Copy every line in the listing that contains "测试文件".

------ Dataset content

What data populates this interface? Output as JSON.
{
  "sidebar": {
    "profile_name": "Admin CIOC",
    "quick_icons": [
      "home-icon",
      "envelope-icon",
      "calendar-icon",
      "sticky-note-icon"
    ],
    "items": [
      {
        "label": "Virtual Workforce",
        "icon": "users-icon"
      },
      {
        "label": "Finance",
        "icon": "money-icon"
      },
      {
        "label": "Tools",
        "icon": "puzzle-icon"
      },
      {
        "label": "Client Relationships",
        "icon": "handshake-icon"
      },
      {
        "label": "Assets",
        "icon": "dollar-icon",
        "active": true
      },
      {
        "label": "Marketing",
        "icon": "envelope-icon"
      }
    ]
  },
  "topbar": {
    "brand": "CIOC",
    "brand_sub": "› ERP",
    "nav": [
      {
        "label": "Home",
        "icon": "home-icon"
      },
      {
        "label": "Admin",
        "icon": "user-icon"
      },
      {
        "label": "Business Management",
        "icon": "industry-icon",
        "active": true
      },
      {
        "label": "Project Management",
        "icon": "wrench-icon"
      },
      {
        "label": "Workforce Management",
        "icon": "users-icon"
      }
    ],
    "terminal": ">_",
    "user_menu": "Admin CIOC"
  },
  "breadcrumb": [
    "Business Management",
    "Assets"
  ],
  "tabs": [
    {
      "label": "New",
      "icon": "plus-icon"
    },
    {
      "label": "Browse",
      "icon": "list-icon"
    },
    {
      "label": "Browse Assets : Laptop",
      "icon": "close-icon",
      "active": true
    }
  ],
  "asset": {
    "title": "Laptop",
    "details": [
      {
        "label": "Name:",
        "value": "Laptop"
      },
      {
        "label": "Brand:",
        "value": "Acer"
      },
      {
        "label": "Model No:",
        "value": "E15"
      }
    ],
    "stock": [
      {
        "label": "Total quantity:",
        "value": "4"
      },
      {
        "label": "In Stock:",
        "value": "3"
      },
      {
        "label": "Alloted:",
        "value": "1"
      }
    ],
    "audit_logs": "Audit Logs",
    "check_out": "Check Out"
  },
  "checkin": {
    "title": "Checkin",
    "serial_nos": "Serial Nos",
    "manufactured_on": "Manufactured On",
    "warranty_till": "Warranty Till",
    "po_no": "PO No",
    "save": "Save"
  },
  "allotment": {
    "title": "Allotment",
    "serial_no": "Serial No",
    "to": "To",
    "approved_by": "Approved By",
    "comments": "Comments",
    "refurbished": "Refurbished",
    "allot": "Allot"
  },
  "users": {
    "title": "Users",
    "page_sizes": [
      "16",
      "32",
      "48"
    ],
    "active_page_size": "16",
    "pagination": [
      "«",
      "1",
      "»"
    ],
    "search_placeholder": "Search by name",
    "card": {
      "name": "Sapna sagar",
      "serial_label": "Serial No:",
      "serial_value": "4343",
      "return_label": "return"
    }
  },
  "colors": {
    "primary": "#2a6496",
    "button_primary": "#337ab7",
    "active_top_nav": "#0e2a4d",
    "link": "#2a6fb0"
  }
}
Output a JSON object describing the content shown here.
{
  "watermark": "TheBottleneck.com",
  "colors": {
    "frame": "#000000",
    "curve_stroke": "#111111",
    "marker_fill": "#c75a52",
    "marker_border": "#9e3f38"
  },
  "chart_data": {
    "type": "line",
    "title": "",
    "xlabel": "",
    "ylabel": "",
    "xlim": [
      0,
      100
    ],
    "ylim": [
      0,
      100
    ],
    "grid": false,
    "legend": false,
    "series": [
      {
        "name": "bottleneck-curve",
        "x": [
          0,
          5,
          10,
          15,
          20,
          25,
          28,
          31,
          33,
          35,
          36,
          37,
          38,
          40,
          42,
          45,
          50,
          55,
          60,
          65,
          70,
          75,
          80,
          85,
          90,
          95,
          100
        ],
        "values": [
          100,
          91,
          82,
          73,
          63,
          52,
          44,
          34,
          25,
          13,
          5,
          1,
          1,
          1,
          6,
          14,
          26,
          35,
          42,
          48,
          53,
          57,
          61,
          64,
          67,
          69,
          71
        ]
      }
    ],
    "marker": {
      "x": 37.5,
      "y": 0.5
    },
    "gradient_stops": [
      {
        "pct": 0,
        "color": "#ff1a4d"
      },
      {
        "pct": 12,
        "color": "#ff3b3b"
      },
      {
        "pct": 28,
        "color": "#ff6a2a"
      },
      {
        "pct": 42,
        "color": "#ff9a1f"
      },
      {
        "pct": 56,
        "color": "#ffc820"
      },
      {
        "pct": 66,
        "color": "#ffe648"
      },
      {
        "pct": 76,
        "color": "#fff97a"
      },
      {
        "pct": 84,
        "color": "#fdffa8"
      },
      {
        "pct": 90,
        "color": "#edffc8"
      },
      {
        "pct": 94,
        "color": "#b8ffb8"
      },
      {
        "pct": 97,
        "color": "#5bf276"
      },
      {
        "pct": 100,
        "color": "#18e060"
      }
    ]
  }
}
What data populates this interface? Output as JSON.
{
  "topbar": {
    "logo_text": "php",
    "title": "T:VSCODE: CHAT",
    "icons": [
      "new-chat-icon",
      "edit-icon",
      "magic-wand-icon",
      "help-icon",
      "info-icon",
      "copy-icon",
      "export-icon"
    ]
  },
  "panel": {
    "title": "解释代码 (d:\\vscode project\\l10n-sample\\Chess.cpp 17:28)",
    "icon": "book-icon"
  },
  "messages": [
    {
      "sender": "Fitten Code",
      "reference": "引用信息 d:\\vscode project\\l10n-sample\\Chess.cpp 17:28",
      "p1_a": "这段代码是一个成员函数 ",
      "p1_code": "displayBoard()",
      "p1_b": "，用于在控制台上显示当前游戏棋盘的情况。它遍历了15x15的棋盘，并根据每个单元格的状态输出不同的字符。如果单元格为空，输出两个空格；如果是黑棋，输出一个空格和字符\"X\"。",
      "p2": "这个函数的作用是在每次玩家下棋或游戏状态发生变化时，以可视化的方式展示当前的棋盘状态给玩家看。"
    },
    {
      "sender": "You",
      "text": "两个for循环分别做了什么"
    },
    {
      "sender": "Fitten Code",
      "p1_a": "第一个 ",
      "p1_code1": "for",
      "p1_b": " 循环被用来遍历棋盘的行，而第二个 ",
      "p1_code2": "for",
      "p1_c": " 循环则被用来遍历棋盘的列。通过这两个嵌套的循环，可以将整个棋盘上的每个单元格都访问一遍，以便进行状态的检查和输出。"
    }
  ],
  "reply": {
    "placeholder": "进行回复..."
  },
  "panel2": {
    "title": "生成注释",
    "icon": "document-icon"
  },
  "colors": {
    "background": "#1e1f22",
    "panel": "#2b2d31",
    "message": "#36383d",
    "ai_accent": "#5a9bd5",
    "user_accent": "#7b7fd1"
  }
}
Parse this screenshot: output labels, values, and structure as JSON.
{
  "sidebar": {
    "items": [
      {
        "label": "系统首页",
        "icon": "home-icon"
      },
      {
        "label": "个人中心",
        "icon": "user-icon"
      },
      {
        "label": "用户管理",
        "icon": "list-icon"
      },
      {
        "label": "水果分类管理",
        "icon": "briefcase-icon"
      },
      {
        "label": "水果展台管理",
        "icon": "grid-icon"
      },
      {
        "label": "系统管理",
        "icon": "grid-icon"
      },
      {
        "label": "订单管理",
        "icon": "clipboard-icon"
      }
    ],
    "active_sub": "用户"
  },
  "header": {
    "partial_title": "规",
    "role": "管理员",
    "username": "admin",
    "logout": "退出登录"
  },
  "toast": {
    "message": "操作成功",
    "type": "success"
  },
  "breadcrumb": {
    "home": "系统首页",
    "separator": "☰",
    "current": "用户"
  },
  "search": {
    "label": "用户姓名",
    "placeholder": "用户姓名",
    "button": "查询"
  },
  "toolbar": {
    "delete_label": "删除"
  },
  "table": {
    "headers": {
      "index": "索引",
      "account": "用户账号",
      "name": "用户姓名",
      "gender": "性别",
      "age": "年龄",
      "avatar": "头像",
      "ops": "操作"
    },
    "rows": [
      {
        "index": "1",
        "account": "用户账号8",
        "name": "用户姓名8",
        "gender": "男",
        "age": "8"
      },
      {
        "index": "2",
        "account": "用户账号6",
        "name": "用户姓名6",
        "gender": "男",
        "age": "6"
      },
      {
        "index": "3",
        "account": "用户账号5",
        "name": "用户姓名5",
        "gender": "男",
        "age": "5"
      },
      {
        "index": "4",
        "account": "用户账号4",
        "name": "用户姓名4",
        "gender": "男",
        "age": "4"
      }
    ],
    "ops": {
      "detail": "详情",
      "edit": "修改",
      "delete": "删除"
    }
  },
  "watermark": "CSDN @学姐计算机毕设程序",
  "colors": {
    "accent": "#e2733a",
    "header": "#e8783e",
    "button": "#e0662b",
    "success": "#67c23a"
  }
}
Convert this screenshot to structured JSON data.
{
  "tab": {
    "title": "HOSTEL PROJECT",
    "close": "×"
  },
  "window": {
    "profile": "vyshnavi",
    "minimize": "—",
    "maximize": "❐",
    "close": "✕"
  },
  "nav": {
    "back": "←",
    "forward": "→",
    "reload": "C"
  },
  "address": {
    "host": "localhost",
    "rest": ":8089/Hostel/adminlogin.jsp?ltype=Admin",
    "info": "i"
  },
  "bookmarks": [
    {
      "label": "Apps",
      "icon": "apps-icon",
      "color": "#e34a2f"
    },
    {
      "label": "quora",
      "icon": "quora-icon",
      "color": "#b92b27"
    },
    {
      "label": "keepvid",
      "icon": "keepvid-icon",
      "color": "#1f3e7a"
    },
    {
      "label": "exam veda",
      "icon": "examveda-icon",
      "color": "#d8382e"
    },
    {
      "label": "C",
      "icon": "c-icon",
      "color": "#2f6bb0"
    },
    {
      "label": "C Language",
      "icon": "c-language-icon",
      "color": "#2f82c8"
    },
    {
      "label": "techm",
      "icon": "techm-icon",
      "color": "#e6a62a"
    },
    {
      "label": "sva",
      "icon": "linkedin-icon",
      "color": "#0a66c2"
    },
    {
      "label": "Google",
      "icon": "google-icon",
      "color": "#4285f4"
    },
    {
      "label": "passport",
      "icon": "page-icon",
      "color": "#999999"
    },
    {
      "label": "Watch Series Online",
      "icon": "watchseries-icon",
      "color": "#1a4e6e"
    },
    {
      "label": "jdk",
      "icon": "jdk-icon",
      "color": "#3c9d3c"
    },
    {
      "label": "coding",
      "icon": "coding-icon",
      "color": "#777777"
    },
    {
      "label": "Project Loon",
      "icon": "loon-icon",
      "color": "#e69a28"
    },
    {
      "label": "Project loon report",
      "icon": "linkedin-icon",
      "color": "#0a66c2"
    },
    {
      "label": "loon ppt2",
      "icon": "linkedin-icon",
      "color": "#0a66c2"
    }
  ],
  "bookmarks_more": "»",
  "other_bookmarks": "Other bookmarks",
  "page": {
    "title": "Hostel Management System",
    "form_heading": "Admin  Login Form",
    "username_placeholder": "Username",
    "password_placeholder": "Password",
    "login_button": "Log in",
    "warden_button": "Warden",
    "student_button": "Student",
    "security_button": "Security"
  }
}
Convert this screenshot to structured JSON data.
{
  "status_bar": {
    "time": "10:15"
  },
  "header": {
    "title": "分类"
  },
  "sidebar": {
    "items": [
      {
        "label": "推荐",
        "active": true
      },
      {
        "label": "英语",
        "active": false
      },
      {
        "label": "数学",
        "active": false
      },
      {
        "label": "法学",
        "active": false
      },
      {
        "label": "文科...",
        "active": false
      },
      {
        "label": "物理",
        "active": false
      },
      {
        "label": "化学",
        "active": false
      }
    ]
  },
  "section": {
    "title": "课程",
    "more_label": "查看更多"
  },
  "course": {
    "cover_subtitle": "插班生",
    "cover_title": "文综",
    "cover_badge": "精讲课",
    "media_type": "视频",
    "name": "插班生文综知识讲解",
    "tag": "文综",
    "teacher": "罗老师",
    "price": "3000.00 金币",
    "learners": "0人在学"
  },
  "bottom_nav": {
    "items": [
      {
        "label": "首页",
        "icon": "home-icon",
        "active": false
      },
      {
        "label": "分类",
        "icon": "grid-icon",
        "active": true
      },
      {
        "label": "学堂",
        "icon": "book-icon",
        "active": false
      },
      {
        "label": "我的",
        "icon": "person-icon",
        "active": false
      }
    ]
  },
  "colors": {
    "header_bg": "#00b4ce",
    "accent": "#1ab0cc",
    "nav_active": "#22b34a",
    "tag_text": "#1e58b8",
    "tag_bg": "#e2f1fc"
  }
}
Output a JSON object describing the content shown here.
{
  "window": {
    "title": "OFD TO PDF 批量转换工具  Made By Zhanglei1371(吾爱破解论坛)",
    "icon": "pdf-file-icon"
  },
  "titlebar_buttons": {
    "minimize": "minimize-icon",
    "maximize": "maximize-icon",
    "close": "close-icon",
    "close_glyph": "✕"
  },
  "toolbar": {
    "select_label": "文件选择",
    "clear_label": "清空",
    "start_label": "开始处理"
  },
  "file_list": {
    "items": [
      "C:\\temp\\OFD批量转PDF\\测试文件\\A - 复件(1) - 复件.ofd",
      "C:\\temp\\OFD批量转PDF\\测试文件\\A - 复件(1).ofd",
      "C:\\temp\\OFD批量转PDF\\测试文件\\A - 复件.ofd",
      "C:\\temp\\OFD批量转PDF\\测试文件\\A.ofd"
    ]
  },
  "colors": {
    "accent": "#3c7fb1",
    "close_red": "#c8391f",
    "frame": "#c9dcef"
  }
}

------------

_Task answer_.
      "C:\\temp\\OFD批量转PDF\\测试文件\\A - 复件(1) - 复件.ofd",
      "C:\\temp\\OFD批量转PDF\\测试文件\\A - 复件(1).ofd",
      "C:\\temp\\OFD批量转PDF\\测试文件\\A - 复件.ofd",
      "C:\\temp\\OFD批量转PDF\\测试文件\\A.ofd"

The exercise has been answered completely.